***** SUPPLIED INFORMATION *****

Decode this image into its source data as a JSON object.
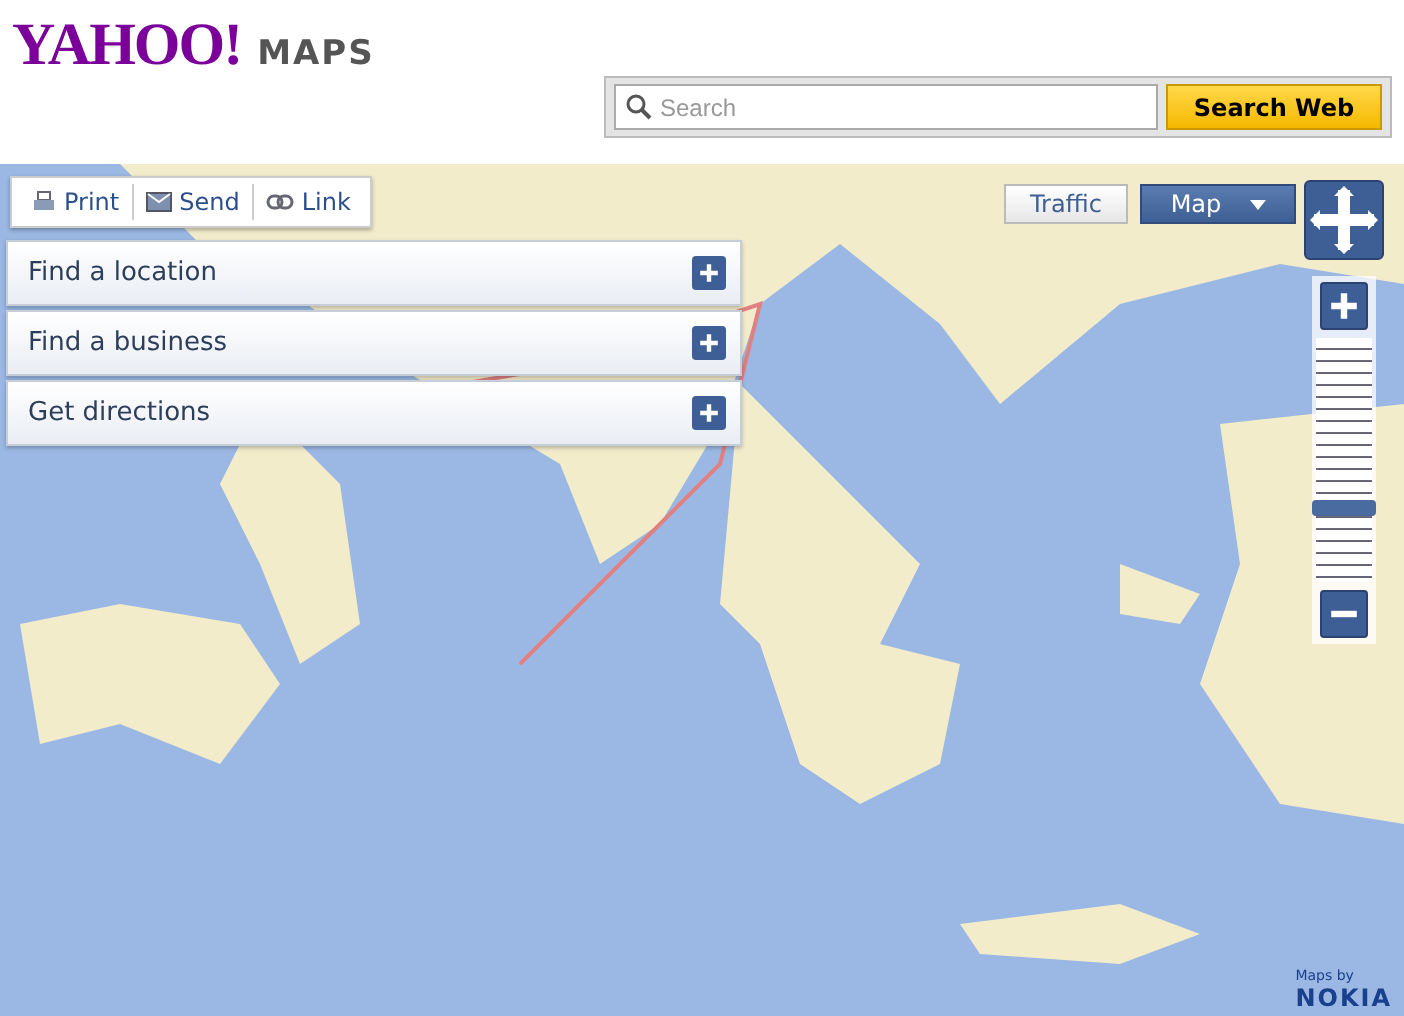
{
  "header": {
    "logo": "YAHOO!",
    "product": "MAPS",
    "search": {
      "placeholder": "Search",
      "button": "Search Web"
    }
  },
  "toolbar": [
    {
      "label": "Print",
      "kind": "print"
    },
    {
      "label": "Send",
      "kind": "send"
    },
    {
      "label": "Link",
      "kind": "link"
    }
  ],
  "panels": [
    {
      "label": "Find a location",
      "expanded": false
    },
    {
      "label": "Find a business",
      "expanded": false
    },
    {
      "label": "Get directions",
      "expanded": false
    }
  ],
  "map_types": [
    {
      "label": "Traffic",
      "selected": false,
      "has_menu": false
    },
    {
      "label": "Map",
      "selected": true,
      "has_menu": true
    }
  ],
  "zoom": {
    "level": 0.3
  },
  "attribution": {
    "prefix": "Maps by",
    "brand": "NOKIA"
  }
}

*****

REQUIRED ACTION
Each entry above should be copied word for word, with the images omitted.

RESPONSE TO THE EXERCISE
Decode this image into its source data as a JSON object.
{
  "header": {
    "logo": "YAHOO!",
    "product": "MAPS",
    "search": {
      "placeholder": "Search",
      "button": "Search Web"
    }
  },
  "toolbar": [
    {
      "label": "Print",
      "kind": "print"
    },
    {
      "label": "Send",
      "kind": "send"
    },
    {
      "label": "Link",
      "kind": "link"
    }
  ],
  "panels": [
    {
      "label": "Find a location",
      "expanded": false
    },
    {
      "label": "Find a business",
      "expanded": false
    },
    {
      "label": "Get directions",
      "expanded": false
    }
  ],
  "map_types": [
    {
      "label": "Traffic",
      "selected": false,
      "has_menu": false
    },
    {
      "label": "Map",
      "selected": true,
      "has_menu": true
    }
  ],
  "zoom": {
    "level": 0.3
  },
  "attribution": {
    "prefix": "Maps by",
    "brand": "NOKIA"
  }
}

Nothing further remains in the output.